By most objective measures the lives of women in the United States have improved dramatically over the past 35 years. Moreover, women believe that their lives are better; in recent polls asking about changes in the status of women over the past 25 or 50 years, around four in five adults state that the overall status of women in the U.S. has gotten better…. Additionally, the 1999 Virginia Slims Poll found that 72% of women believe that "women having more choices in society today gives women more opportunities to be happy" while only 39% thought that having more choices "makes life more complicated for women." Finally, women today are more likely than men to believe that their opportunities to succeed exceed those of their parents.
Yet trends in self-reported subjective well-being indicate that happiness has shifted toward men and away from women. … This finding of a decline in women's well-being relative to that of men raises questions about whether modern social constructs have made women worse off… Rather than immediately inferring that the women's movement failed to improve the lot of women, we conclude with … alternative explanations of this paradox.
The authors begrudgingly admit that feminism could have something to do with the declining rates of happiness for women: "The changes brought about through the women's movement may have decreased women's happiness." But they argue that this is only because " The increased opportunity to succeed in many dimensions may have led to an increased likelihood of believing that one's life is not measuring up…Or women may simply find the complexity and increased pressure in their modern lives to have come at the cost of happiness." They also propose that women may now feel more comfortable being honest about their true happiness and have thus deflated their previously inflated responses.
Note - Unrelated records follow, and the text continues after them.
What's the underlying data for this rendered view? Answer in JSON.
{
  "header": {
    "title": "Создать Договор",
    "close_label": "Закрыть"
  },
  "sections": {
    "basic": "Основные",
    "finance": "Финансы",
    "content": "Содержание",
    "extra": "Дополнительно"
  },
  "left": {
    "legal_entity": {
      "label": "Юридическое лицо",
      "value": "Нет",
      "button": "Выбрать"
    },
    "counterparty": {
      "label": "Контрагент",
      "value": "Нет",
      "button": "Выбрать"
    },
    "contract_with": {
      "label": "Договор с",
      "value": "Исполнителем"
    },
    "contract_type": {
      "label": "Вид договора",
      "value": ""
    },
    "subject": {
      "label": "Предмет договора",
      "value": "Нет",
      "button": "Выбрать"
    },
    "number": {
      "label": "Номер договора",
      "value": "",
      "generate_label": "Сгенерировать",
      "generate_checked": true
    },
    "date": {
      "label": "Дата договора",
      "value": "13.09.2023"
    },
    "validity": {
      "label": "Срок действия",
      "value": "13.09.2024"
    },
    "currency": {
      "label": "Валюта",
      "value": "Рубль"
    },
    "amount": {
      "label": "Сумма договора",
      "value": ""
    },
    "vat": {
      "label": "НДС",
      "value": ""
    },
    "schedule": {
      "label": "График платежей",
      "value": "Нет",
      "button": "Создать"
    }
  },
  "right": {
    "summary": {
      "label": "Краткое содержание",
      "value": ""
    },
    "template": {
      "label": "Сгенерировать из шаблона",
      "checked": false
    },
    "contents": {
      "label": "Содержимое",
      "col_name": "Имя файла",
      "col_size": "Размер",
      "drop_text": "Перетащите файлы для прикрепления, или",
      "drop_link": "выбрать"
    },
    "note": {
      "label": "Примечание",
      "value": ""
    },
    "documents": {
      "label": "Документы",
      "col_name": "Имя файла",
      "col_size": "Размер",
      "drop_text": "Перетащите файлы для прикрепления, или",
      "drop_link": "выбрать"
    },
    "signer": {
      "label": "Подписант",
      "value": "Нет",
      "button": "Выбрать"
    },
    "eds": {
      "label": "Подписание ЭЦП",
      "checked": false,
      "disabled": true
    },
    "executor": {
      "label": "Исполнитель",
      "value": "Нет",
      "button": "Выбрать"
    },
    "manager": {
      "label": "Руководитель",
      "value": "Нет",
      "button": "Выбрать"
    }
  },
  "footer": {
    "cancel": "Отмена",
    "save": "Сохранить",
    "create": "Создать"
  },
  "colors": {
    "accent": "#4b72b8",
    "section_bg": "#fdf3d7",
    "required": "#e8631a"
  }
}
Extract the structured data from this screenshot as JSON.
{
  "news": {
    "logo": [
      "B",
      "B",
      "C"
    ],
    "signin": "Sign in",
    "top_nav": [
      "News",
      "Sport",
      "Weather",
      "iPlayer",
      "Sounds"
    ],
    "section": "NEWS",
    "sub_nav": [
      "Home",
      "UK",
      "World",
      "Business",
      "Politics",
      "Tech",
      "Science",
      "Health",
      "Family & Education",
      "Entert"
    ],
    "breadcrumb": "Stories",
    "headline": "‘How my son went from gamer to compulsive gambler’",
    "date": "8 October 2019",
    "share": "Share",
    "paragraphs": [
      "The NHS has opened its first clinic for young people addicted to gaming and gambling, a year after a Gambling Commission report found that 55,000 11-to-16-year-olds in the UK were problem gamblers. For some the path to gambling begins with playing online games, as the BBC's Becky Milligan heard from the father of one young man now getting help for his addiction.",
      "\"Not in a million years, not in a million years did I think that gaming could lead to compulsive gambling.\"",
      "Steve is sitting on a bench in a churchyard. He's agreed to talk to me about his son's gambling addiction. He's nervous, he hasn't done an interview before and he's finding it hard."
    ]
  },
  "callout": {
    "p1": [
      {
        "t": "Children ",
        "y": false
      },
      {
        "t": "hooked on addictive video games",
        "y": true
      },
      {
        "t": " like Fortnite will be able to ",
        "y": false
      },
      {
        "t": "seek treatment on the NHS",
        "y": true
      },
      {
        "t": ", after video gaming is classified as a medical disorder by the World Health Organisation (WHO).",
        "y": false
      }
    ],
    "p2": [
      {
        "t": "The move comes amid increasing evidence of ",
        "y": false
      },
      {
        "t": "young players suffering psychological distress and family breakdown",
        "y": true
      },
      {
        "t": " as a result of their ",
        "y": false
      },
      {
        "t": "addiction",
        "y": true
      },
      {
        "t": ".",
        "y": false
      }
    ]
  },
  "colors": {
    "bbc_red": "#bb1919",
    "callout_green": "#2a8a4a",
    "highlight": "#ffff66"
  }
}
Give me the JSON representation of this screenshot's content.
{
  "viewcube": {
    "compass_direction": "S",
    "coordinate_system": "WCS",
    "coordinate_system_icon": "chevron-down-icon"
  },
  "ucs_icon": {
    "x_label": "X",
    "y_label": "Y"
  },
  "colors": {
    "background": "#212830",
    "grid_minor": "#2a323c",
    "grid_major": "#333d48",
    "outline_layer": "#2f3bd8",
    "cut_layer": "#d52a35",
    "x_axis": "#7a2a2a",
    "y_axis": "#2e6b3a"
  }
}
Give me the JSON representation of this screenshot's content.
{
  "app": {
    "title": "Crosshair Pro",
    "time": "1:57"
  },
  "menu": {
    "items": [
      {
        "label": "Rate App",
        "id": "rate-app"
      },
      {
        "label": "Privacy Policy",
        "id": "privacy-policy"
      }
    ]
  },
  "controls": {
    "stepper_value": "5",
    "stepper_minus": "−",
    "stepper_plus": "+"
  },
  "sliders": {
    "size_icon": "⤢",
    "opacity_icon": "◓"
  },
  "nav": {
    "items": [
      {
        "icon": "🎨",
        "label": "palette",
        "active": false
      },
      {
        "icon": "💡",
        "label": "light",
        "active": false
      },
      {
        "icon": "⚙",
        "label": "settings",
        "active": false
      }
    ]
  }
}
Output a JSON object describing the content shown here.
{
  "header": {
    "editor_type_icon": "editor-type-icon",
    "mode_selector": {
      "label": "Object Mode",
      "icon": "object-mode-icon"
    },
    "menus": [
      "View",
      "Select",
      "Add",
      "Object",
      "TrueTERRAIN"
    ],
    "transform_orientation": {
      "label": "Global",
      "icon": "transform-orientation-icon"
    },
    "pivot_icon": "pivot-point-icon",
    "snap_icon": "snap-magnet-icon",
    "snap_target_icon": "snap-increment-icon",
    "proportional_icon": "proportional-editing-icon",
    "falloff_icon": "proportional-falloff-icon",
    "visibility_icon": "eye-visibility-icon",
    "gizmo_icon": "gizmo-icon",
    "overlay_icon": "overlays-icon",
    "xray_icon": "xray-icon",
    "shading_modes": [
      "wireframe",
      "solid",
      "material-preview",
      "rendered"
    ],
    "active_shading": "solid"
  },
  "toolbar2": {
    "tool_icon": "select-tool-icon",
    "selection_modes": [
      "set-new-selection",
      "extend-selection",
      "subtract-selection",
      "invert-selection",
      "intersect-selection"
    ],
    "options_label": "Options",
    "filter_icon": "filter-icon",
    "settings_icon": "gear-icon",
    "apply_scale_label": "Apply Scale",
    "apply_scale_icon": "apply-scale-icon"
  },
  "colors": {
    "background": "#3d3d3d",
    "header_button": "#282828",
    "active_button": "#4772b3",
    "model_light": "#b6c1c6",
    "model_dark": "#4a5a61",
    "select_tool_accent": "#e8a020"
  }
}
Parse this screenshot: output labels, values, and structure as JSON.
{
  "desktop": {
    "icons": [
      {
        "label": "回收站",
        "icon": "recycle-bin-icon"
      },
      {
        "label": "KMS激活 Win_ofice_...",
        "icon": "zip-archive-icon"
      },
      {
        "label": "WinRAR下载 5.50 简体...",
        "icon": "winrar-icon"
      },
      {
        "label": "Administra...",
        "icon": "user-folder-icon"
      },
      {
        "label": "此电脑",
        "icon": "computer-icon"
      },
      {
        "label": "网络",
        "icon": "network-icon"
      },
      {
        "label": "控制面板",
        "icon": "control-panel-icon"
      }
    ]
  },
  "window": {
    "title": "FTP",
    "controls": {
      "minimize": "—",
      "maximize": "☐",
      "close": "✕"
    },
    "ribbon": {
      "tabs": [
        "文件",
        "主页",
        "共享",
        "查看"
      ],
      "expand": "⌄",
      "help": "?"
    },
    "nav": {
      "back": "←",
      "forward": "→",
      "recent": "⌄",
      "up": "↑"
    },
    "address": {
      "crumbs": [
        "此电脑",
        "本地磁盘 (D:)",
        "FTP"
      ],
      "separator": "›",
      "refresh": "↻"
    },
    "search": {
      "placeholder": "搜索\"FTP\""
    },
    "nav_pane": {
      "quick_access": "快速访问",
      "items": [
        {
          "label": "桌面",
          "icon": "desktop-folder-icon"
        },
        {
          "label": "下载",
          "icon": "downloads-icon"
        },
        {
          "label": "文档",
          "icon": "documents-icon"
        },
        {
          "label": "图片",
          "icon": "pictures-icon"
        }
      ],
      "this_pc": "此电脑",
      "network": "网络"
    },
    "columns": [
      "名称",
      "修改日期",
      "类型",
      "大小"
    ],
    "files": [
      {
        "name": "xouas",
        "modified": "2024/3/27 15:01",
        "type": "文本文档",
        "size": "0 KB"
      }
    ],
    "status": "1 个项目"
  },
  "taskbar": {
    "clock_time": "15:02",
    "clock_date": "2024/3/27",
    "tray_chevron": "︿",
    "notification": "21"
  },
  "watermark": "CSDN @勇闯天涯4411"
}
Or, that the increased opportunities available to women may have increased what women require to declare themselves happy.
In the end, they just scratch their heads about the whole thing. They can't understand why feminism didn't deliver the happiness it promised. It pumped its best medicine into woman's veins, but somehow, it just exacerbated the disease.
C.S. Lewis once said, "What does not satisfy when we find it, was not the thing we were desiring." Feminism's attempt to increase the happiness of woman by having woman control and dictate the terms of her own happiness was doomed to fail.
"God designed the human machine to run on Himself. He Himself is the fuel our spirits were designed to burn, or the food our spirits were designed to feed on. There is no other. That is why it is just no good asking God to make us happy in our own way without bothering about His ways. God cannot give us a happiness and peace aprt from Himself, because it is not there. There is no such thing."Â (C.S. Lewis, Mere Christianity)
Women can "stretch and stretch," but their own efforts will never "tell them who they are." The real paradox about female happiness is that though she might try, woman will never be able to make herself happy. Nor will men make woman happy. Nor will children, career, prominence, possessions, lifestyle…nor anything else that woman might strive after. Apart from a right relationship with God through Jesus Christ as the rock-solid foundation of joy, woman will never find what she is looking for. Without a vibrant personal relationship with Christ, she will forever ask herself Friedan's painful silent question - "Is this all?"
Reprinted with permission from GirlsGoneWise.com. Originally posted May 27, 2009.
© Mary A. Kassian, Girls Gone Wise. Visit Mary's Website at: GirlsGoneWise.com
Mary Kassian is author of several Lifeway Bible Studies. She and her husband Brent have mastered the art of cheering after spending countless hours watching their sons play ice hockey and volleyball. The Kassian clan and their pets, Miss Kitty and black lab, General Beau, live in Western Canada.